In 1916 a much larger new Deller’s Cafe premises was built in Exeter’s Bedford Street next to Lloyds Bank, on the site of the Half Moon Hotel. We were shown plan 1A of the proposals for four floors of Dellers. When the café was completed, the lower floor had a bandstand and a grand staircase leading up to the next floor. There were also four lifts. This floor (see left) was surrounded by alcoves with green curtains screening the occupants having private meals! Dinner was served through the curtains by a white- gloved hand - total security assured! The upper floor was simply laid out with scattered tables.
Ed then showed us an early photo taken outside Deller’s Café showing his Grandmother and Grandfather standing on the entrance steps.
This was the period of Art Nouveau and a time of plenty in the city. Deller’s was part of that and their creativity and strong financial situation enabled them to organise magnificent events and dress their staff superbly, even for just a one-night show on New Year’s Eve.
We also saw a plethora of advertisements & menus for various New Year festivities. Samples of advertisements of the time included a 1922/3 “New Years Eve Special Fan Night”, with the menu printed on fans (right).
A “Crazy Night” poster for January 2nd showed Dellers’ waitresses all dressed as Sandwich-board Men.
In 1923 the poster “Dellerland”, a spoof on the Express & Echo in 1950” (below), was an obvious forward look!
Agatha Christie was known to visit Deller’s and in her book “The Sittaford Mystery” she actually had protagonists taking tea at Deller’s. A further twist is that when she disappeared in 1932 she was discovered at a spa in Harrogate, where two generations of the Williams-Hawkes family had worked before going to Deller’s.
Despite many locals’ forecasts Deller’s was successful. The Lambshead strategy of success was all encompassing even making their own postcards and producing Deller’s Cycling Maps for their customers. This was a time of plenty in the city and Deller’s was part of that. Weddings were celebrated here, with menus outlined with bell shapes!
After further expanding over Lloyd’s Bank in 1923 Deller’s could serve 500 covers on each floor. They also did outside catering. There are records of catering for a wedding with 900 meals in Topsham and 1200 for the Exeter Gas Company. That event required 6,040 pieces of cutlery, 5,000+ pieces of china, 67 waitresses and 40 cooks. 96% of the food was British and all the meat and chicken Devon-reared.
Due to licensing monopoly laws Deller’s was never licensed for alcohol, but it seems they got around this by bringing in drinks from the pub next door which had a counter solely for Deller’s trade!

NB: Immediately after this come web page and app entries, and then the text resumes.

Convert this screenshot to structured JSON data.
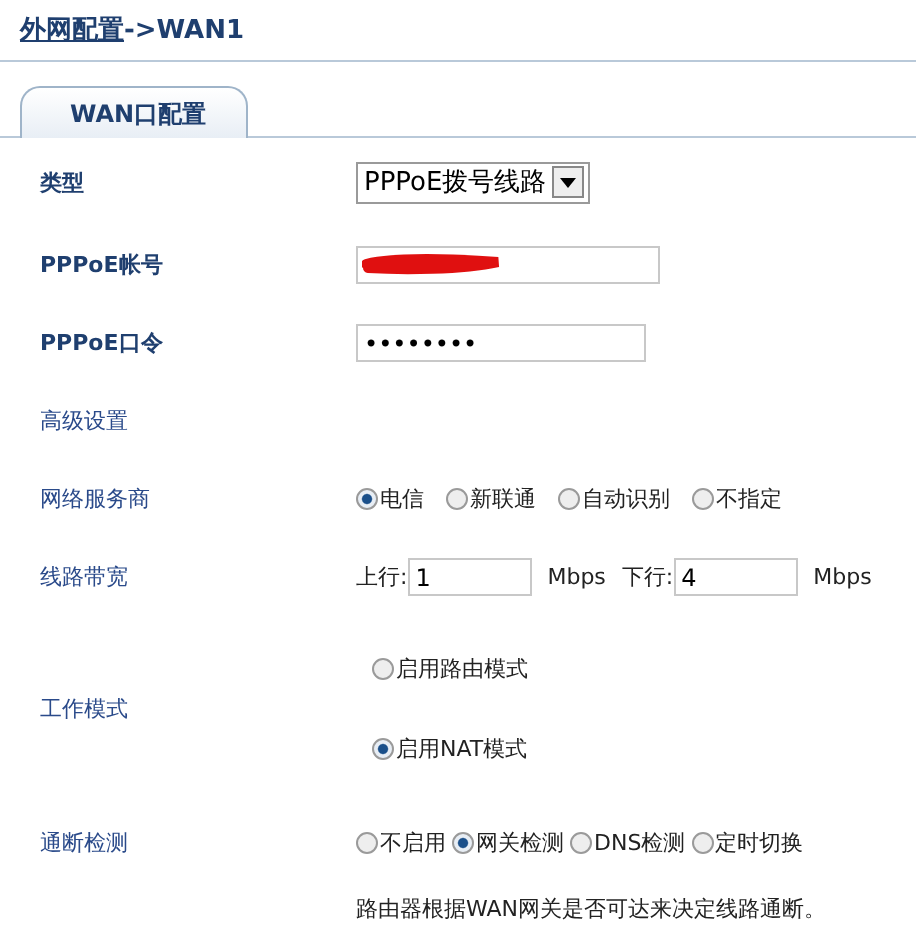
{
  "breadcrumb": {
    "link": "外网配置",
    "separator": "->",
    "current": "WAN1"
  },
  "tabs": [
    {
      "label": "WAN口配置",
      "selected": true
    }
  ],
  "type": {
    "label": "类型",
    "value": "PPPoE拨号线路"
  },
  "account": {
    "label": "PPPoE帐号",
    "redacted": true
  },
  "password": {
    "label": "PPPoE口令",
    "value": "••••••••"
  },
  "advanced": {
    "label": "高级设置"
  },
  "isp": {
    "label": "网络服务商",
    "options": [
      {
        "label": "电信",
        "selected": true
      },
      {
        "label": "新联通",
        "selected": false
      },
      {
        "label": "自动识别",
        "selected": false
      },
      {
        "label": "不指定",
        "selected": false
      }
    ]
  },
  "bandwidth": {
    "label": "线路带宽",
    "up_label": "上行:",
    "up_value": "1",
    "up_unit": "Mbps",
    "down_label": "下行:",
    "down_value": "4",
    "down_unit": "Mbps"
  },
  "work_mode": {
    "label": "工作模式",
    "options": [
      {
        "label": "启用路由模式",
        "selected": false
      },
      {
        "label": "启用NAT模式",
        "selected": true
      }
    ]
  },
  "detection": {
    "label": "通断检测",
    "options": [
      {
        "label": "不启用",
        "selected": false
      },
      {
        "label": "网关检测",
        "selected": true
      },
      {
        "label": "DNS检测",
        "selected": false
      },
      {
        "label": "定时切换",
        "selected": false
      }
    ],
    "note": "路由器根据WAN网关是否可达来决定线路通断。"
  }
}
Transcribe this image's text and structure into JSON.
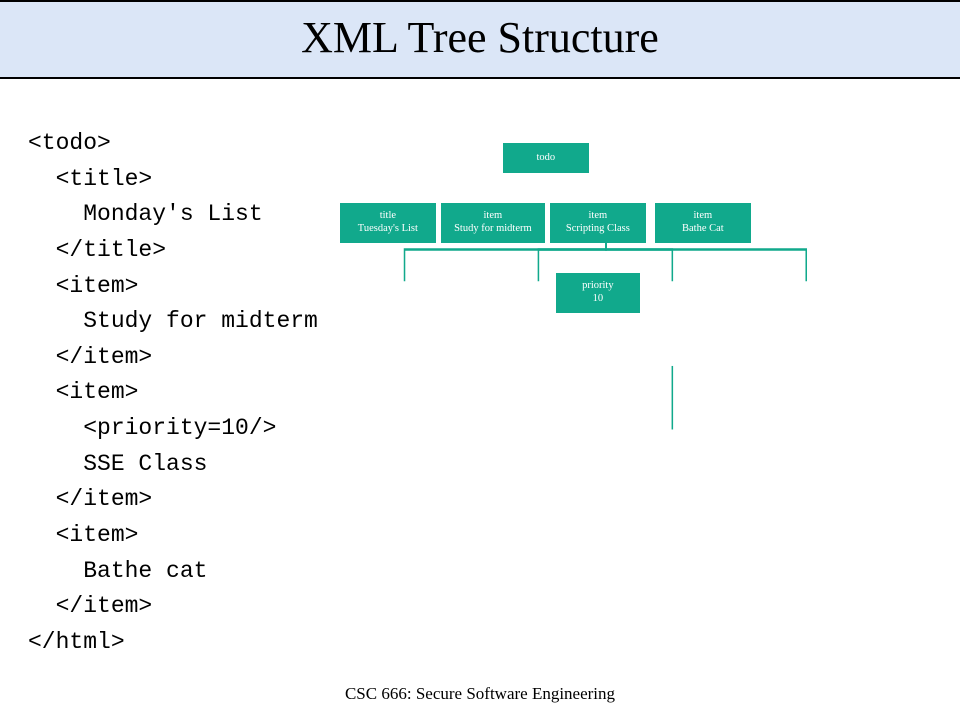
{
  "title": "XML Tree Structure",
  "code_lines": [
    "<todo>",
    "  <title>",
    "    Monday's List",
    "  </title>",
    "  <item>",
    "    Study for midterm",
    "  </item>",
    "  <item>",
    "    <priority=10/>",
    "    SSE Class",
    "  </item>",
    "  <item>",
    "    Bathe cat",
    "  </item>",
    "</html>"
  ],
  "tree": {
    "root": {
      "l1": "todo",
      "l2": ""
    },
    "n1": {
      "l1": "title",
      "l2": "Tuesday's List"
    },
    "n2": {
      "l1": "item",
      "l2": "Study for midterm"
    },
    "n3": {
      "l1": "item",
      "l2": "Scripting Class"
    },
    "n4": {
      "l1": "item",
      "l2": "Bathe Cat"
    },
    "n5": {
      "l1": "priority",
      "l2": "10"
    }
  },
  "footer": "CSC 666: Secure Software Engineering",
  "chart_data": {
    "type": "tree",
    "nodes": [
      {
        "id": "root",
        "label": "todo"
      },
      {
        "id": "n1",
        "label": "title — Tuesday's List",
        "parent": "root"
      },
      {
        "id": "n2",
        "label": "item — Study for midterm",
        "parent": "root"
      },
      {
        "id": "n3",
        "label": "item — Scripting Class",
        "parent": "root"
      },
      {
        "id": "n4",
        "label": "item — Bathe Cat",
        "parent": "root"
      },
      {
        "id": "n5",
        "label": "priority — 10",
        "parent": "n3"
      }
    ]
  }
}
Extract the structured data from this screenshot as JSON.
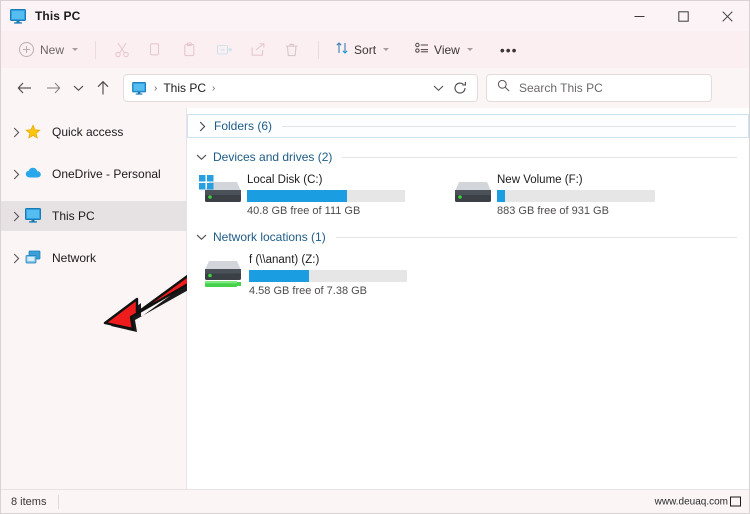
{
  "window": {
    "title": "This PC",
    "title_icon": "this-pc-monitor-icon",
    "controls": {
      "minimize": "—",
      "maximize": "□",
      "close": "✕"
    }
  },
  "toolbar": {
    "new_label": "New",
    "new_icon": "plus-circle-icon",
    "cut_icon": "scissors-icon",
    "copy_icon": "copy-icon",
    "paste_icon": "clipboard-paste-icon",
    "rename_icon": "rename-icon",
    "share_icon": "share-icon",
    "delete_icon": "trash-icon",
    "sort_label": "Sort",
    "sort_icon": "sort-arrows-icon",
    "view_label": "View",
    "view_icon": "view-list-icon",
    "more_label": "•••"
  },
  "address_bar": {
    "back_icon": "arrow-left-icon",
    "forward_icon": "arrow-right-icon",
    "recent_icon": "chevron-down-icon",
    "up_icon": "arrow-up-icon",
    "path_icon": "this-pc-monitor-icon",
    "crumbs": [
      "This PC"
    ],
    "dropdown_icon": "chevron-down-icon",
    "refresh_icon": "refresh-icon"
  },
  "search": {
    "icon": "search-icon",
    "placeholder": "Search This PC",
    "value": ""
  },
  "sidebar": {
    "items": [
      {
        "label": "Quick access",
        "icon": "star-icon",
        "selected": false
      },
      {
        "label": "OneDrive - Personal",
        "icon": "cloud-icon",
        "selected": false
      },
      {
        "label": "This PC",
        "icon": "this-pc-monitor-icon",
        "selected": true
      },
      {
        "label": "Network",
        "icon": "network-icon",
        "selected": false
      }
    ]
  },
  "content": {
    "groups": [
      {
        "title": "Folders (6)",
        "expanded": false,
        "focused": true,
        "items": []
      },
      {
        "title": "Devices and drives (2)",
        "expanded": true,
        "focused": false,
        "items": [
          {
            "name": "Local Disk (C:)",
            "icon": "hard-drive-windows-icon",
            "free": "40.8 GB",
            "total": "111 GB",
            "sub": "40.8 GB free of 111 GB",
            "used_percent": 63
          },
          {
            "name": "New Volume (F:)",
            "icon": "hard-drive-icon",
            "free": "883 GB",
            "total": "931 GB",
            "sub": "883 GB free of 931 GB",
            "used_percent": 5
          }
        ]
      },
      {
        "title": "Network locations (1)",
        "expanded": true,
        "focused": false,
        "items": [
          {
            "name": "f (\\\\anant) (Z:)",
            "icon": "network-drive-icon",
            "free": "4.58 GB",
            "total": "7.38 GB",
            "sub": "4.58 GB free of 7.38 GB",
            "used_percent": 38
          }
        ]
      }
    ]
  },
  "status_bar": {
    "item_count": "8 items",
    "watermark": "www.deuaq.com",
    "watermark_icon": "monitor-icon"
  },
  "annotation": {
    "arrow": "red-arrow-pointing-to-this-pc",
    "color": "#ee1c1c"
  },
  "colors": {
    "accent_blue": "#1b9de2",
    "group_header_text": "#1e5b86",
    "selected_row": "#e6e2e3",
    "toolbar_bg": "#fbeff1",
    "window_bg": "#fbf5f6"
  }
}
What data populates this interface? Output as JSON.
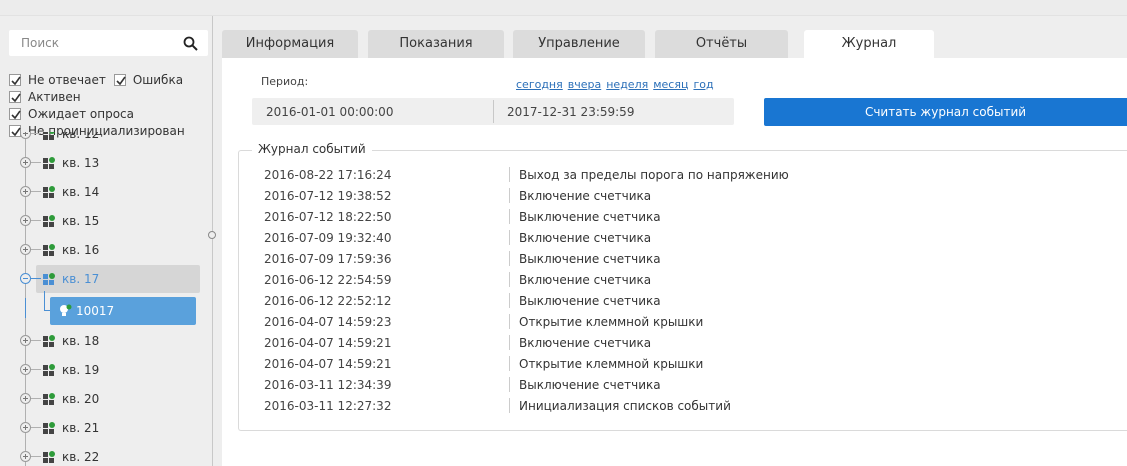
{
  "search": {
    "placeholder": "Поиск"
  },
  "filters": [
    {
      "label": "Не отвечает",
      "checked": true
    },
    {
      "label": "Ошибка",
      "checked": true
    },
    {
      "label": "Активен",
      "checked": true
    },
    {
      "label": "Ожидает опроса",
      "checked": true
    },
    {
      "label": "Не проинициализирован",
      "checked": true
    }
  ],
  "tree": {
    "items": [
      {
        "label": "кв. 12",
        "expanded": false
      },
      {
        "label": "кв. 13",
        "expanded": false
      },
      {
        "label": "кв. 14",
        "expanded": false
      },
      {
        "label": "кв. 15",
        "expanded": false
      },
      {
        "label": "кв. 16",
        "expanded": false
      },
      {
        "label": "кв. 17",
        "expanded": true,
        "selected": true
      },
      {
        "label": "кв. 18",
        "expanded": false
      },
      {
        "label": "кв. 19",
        "expanded": false
      },
      {
        "label": "кв. 20",
        "expanded": false
      },
      {
        "label": "кв. 21",
        "expanded": false
      },
      {
        "label": "кв. 22",
        "expanded": false
      }
    ],
    "child": {
      "label": "10017"
    }
  },
  "tabs": [
    {
      "label": "Информация",
      "active": false
    },
    {
      "label": "Показания",
      "active": false
    },
    {
      "label": "Управление",
      "active": false
    },
    {
      "label": "Отчёты",
      "active": false
    },
    {
      "label": "Журнал",
      "active": true
    }
  ],
  "period": {
    "label": "Период:",
    "quick": [
      "сегодня",
      "вчера",
      "неделя",
      "месяц",
      "год"
    ],
    "from": "2016-01-01 00:00:00",
    "to": "2017-12-31 23:59:59"
  },
  "read_button": "Считать журнал событий",
  "journal": {
    "title": "Журнал событий",
    "rows": [
      {
        "datetime": "2016-08-22 17:16:24",
        "event": "Выход за пределы порога по напряжению"
      },
      {
        "datetime": "2016-07-12 19:38:52",
        "event": "Включение счетчика"
      },
      {
        "datetime": "2016-07-12 18:22:50",
        "event": "Выключение счетчика"
      },
      {
        "datetime": "2016-07-09 19:32:40",
        "event": "Включение счетчика"
      },
      {
        "datetime": "2016-07-09 17:59:36",
        "event": "Выключение счетчика"
      },
      {
        "datetime": "2016-06-12 22:54:59",
        "event": "Включение счетчика"
      },
      {
        "datetime": "2016-06-12 22:52:12",
        "event": "Выключение счетчика"
      },
      {
        "datetime": "2016-04-07 14:59:23",
        "event": "Открытие клеммной крышки"
      },
      {
        "datetime": "2016-04-07 14:59:21",
        "event": "Включение счетчика"
      },
      {
        "datetime": "2016-04-07 14:59:21",
        "event": "Открытие клеммной крышки"
      },
      {
        "datetime": "2016-03-11 12:34:39",
        "event": "Выключение счетчика"
      },
      {
        "datetime": "2016-03-11 12:27:32",
        "event": "Инициализация списков событий"
      }
    ]
  },
  "colors": {
    "accent": "#1976d2",
    "selected_child": "#5aa1dc",
    "status_ok": "#2e9b3a"
  }
}
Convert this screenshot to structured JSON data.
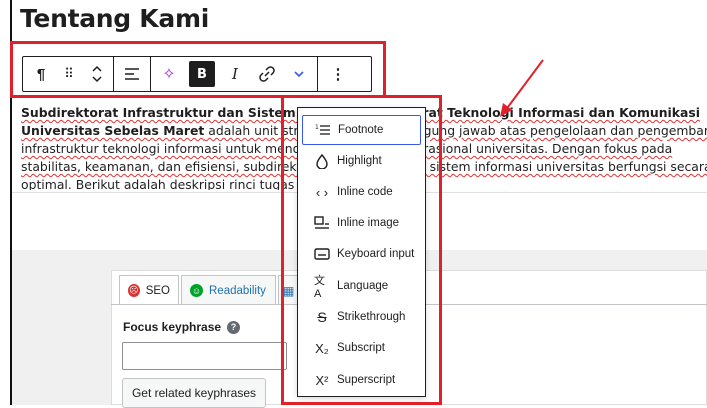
{
  "heading": "Tentang Kami",
  "toolbar": {
    "paragraph_icon": "¶",
    "drag_icon": "⠿",
    "move_icon": "⌃⌄",
    "align_icon": "☰",
    "ai_icon": "✧",
    "bold_label": "B",
    "italic_label": "I",
    "link_icon": "🔗",
    "more_icon": "⌄",
    "options_icon": "⋮"
  },
  "paragraph": {
    "line1": "Subdirektorat Infrastruktur dan Sistem Informasi Direktorat Teknologi Informasi dan Komunikasi",
    "line2a": "Universitas Sebelas Maret",
    "line2b": " adalah unit strategis yang bertanggung jawab atas pengelolaan dan pengembangan",
    "line3": "infrastruktur teknologi informasi untuk mendukung kegiatan operasional universitas. Dengan fokus pada",
    "line4": "stabilitas, keamanan, dan efisiensi, subdirektorat ini memastikan sistem informasi universitas berfungsi secara",
    "line5": "optimal. Berikut adalah deskripsi rinci tugas utama:"
  },
  "dropdown": {
    "items": [
      {
        "label": "Footnote",
        "icon": "⋮≡"
      },
      {
        "label": "Highlight",
        "icon": "◯"
      },
      {
        "label": "Inline code",
        "icon": "‹ ›"
      },
      {
        "label": "Inline image",
        "icon": "▭"
      },
      {
        "label": "Keyboard input",
        "icon": "⌨"
      },
      {
        "label": "Language",
        "icon": "文A"
      },
      {
        "label": "Strikethrough",
        "icon": "S"
      },
      {
        "label": "Subscript",
        "icon": "X₂"
      },
      {
        "label": "Superscript",
        "icon": "X²"
      }
    ]
  },
  "seo": {
    "tab_seo": "SEO",
    "tab_readability": "Readability",
    "focus_label": "Focus keyphrase",
    "help_glyph": "?",
    "focus_value": "",
    "related_button": "Get related keyphrases"
  },
  "colors": {
    "highlight_red": "#e0202a",
    "focus_blue": "#3858e9",
    "seo_bad": "#dc3232",
    "readability_good": "#00a32a"
  }
}
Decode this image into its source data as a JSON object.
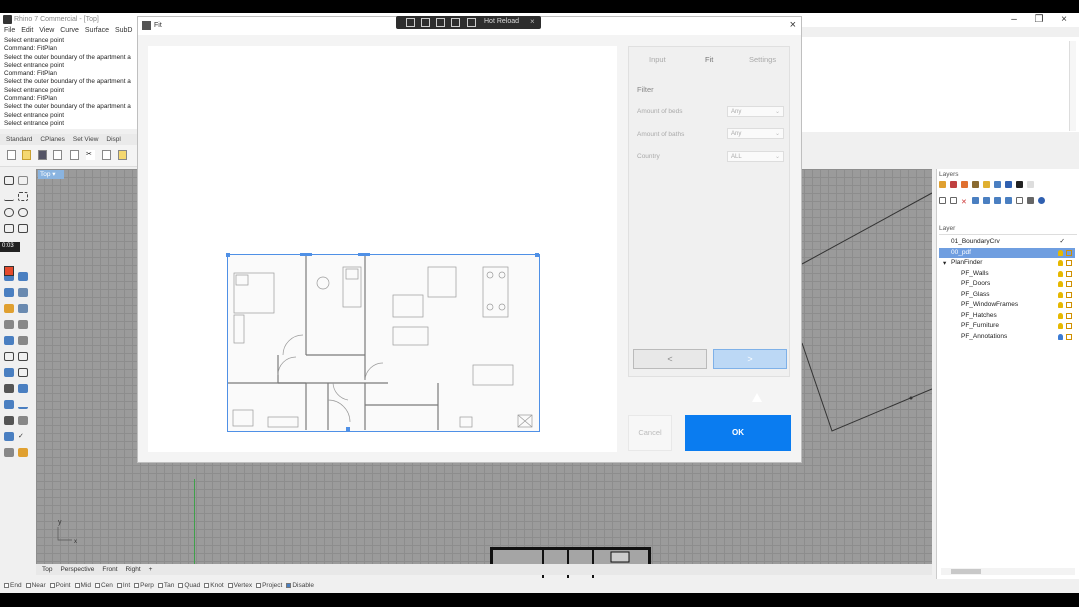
{
  "app": {
    "title": "Rhino 7 Commercial - [Top]",
    "menu": [
      "File",
      "Edit",
      "View",
      "Curve",
      "Surface",
      "SubD"
    ],
    "command_history": [
      "Select entrance point",
      "Command: FitPlan",
      "Select the outer boundary of the apartment a",
      "Select entrance point",
      "Command: FitPlan",
      "Select the outer boundary of the apartment a",
      "Select entrance point",
      "Command: FitPlan",
      "Select the outer boundary of the apartment a",
      "Select entrance point",
      "Select entrance point"
    ],
    "toolbar_tabs": [
      "Standard",
      "CPlanes",
      "Set View",
      "Displ"
    ],
    "viewport_label": "Top",
    "view_tabs": [
      "Top",
      "Perspective",
      "Front",
      "Right",
      "+"
    ],
    "osnaps": [
      {
        "label": "End",
        "on": false
      },
      {
        "label": "Near",
        "on": false
      },
      {
        "label": "Point",
        "on": false
      },
      {
        "label": "Mid",
        "on": false
      },
      {
        "label": "Cen",
        "on": false
      },
      {
        "label": "Int",
        "on": false
      },
      {
        "label": "Perp",
        "on": false
      },
      {
        "label": "Tan",
        "on": false
      },
      {
        "label": "Quad",
        "on": false
      },
      {
        "label": "Knot",
        "on": false
      },
      {
        "label": "Vertex",
        "on": false
      },
      {
        "label": "Project",
        "on": false
      },
      {
        "label": "Disable",
        "on": true
      }
    ],
    "rec_time": "0:03"
  },
  "layers": {
    "panel_title": "Layers",
    "column_header": "Layer",
    "rows": [
      {
        "name": "01_BoundaryCrv",
        "check": "✓"
      },
      {
        "name": "00_pdf",
        "selected": true
      },
      {
        "name": "PlanFinder",
        "expander": "▾"
      },
      {
        "name": "PF_Walls"
      },
      {
        "name": "PF_Doors"
      },
      {
        "name": "PF_Glass"
      },
      {
        "name": "PF_WindowFrames"
      },
      {
        "name": "PF_Hatches"
      },
      {
        "name": "PF_Furniture"
      },
      {
        "name": "PF_Annotations"
      }
    ]
  },
  "hot_reload": {
    "label": "Hot Reload",
    "close": "×"
  },
  "dialog": {
    "title": "Fit",
    "close": "×",
    "tabs": [
      {
        "label": "Input"
      },
      {
        "label": "Fit",
        "active": true
      },
      {
        "label": "Settings"
      }
    ],
    "filter_title": "Filter",
    "filters": [
      {
        "label": "Amount of beds",
        "value": "Any"
      },
      {
        "label": "Amount of baths",
        "value": "Any"
      },
      {
        "label": "Country",
        "value": "ALL"
      }
    ],
    "prev_label": "<",
    "next_label": ">",
    "cancel_label": "Cancel",
    "ok_label": "OK"
  }
}
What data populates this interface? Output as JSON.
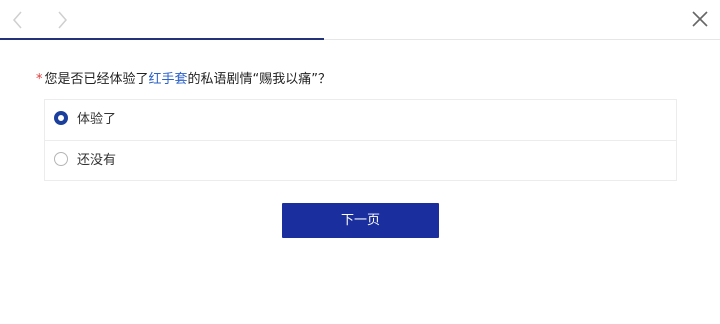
{
  "nav": {
    "back_icon": "chevron-left-icon",
    "forward_icon": "chevron-right-icon",
    "close_icon": "close-icon"
  },
  "progress": {
    "fraction": 0.45,
    "color": "#22337a"
  },
  "question": {
    "required_marker": "*",
    "text_before": "您是否已经体验了",
    "highlight": "红手套",
    "text_after": "的私语剧情“赐我以痛”？"
  },
  "options": [
    {
      "label": "体验了",
      "selected": true
    },
    {
      "label": "还没有",
      "selected": false
    }
  ],
  "next_button": {
    "label": "下一页",
    "color": "#1a2e9e"
  }
}
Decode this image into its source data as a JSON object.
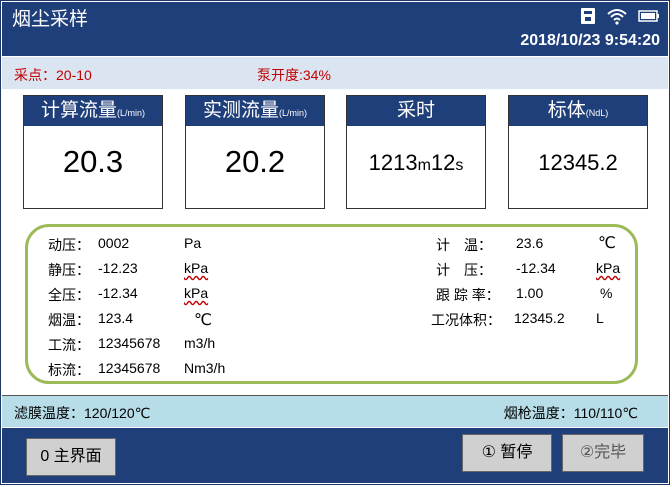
{
  "header": {
    "title": "烟尘采样",
    "datetime": "2018/10/23 9:54:20",
    "icons": [
      "usb-icon",
      "wifi-icon",
      "battery-icon"
    ]
  },
  "info": {
    "sample_point": "采点：20-10",
    "pump_opening": "泵开度:34%"
  },
  "cards": {
    "calc_flow": {
      "label": "计算流量",
      "unit": "(L/min)",
      "value": "20.3"
    },
    "measured_flow": {
      "label": "实测流量",
      "unit": "(L/min)",
      "value": "20.2"
    },
    "sample_time": {
      "label": "采时",
      "min": "1213",
      "min_unit": "m",
      "sec": "12",
      "sec_unit": "s"
    },
    "std_volume": {
      "label": "标体",
      "unit": "(NdL)",
      "value": "12345.2"
    }
  },
  "details": {
    "dynamic_pressure": {
      "label": "动压：",
      "value": "0002",
      "unit": "Pa"
    },
    "static_pressure": {
      "label": "静压：",
      "value": "-12.23",
      "unit": "kPa"
    },
    "total_pressure": {
      "label": "全压：",
      "value": "-12.34",
      "unit": "kPa"
    },
    "flue_temp": {
      "label": "烟温：",
      "value": "123.4",
      "unit": "℃"
    },
    "work_flow": {
      "label": "工流：",
      "value": "12345678",
      "unit": "m3/h"
    },
    "std_flow": {
      "label": "标流：",
      "value": "12345678",
      "unit": "Nm3/h"
    },
    "meter_temp": {
      "label": "计　温：",
      "value": "23.6",
      "unit": "℃"
    },
    "meter_pressure": {
      "label": "计　压：",
      "value": "-12.34",
      "unit": "kPa"
    },
    "tracking_rate": {
      "label": "跟 踪 率：",
      "value": "1.00",
      "unit": "%"
    },
    "work_volume": {
      "label": "工况体积：",
      "value": "12345.2",
      "unit": "L"
    }
  },
  "footer": {
    "filter_temp": "滤膜温度：120/120℃",
    "gun_temp": "烟枪温度：110/110℃"
  },
  "buttons": {
    "main": "0 主界面",
    "pause": "① 暂停",
    "done": "②完毕"
  }
}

Ed then brought his talk to an end by showing an analysis of profits made by the three cafes in Exeter, Taunton and Paignton over a three-year period of 1928/31. Consecutively all the Cafes’ ‘takings decreased year on year, including the Bedford Street Cafe Exeter, but here in Exeter their profit actually rose 40%, showing that careful management and detailed control of the business was a major factor in its success. Only the roof fire caused by a German incendiary spreading from Bobby’s Store, next door brought it to a premature end.
One particularly sad event brought the talk to a close. A Land Girl from Cornwall wrote that was so pleased to be evacuated to Exeter to work, as she had always dreamed of visiting the legendary Deller’s Cafe. The Exeter family where she was billeted booked a table but alas, it burned down before the afternoon tea reservation a few days later. Years later her granddaughter’s wedding was the first ever function booked at the Williams-Hawkes’ current business, the Salutation Inn in Topsham, but she sadly passed away shortly before that opened.
Ed invited us to search the internet on http://www.dellerscafeexeter.c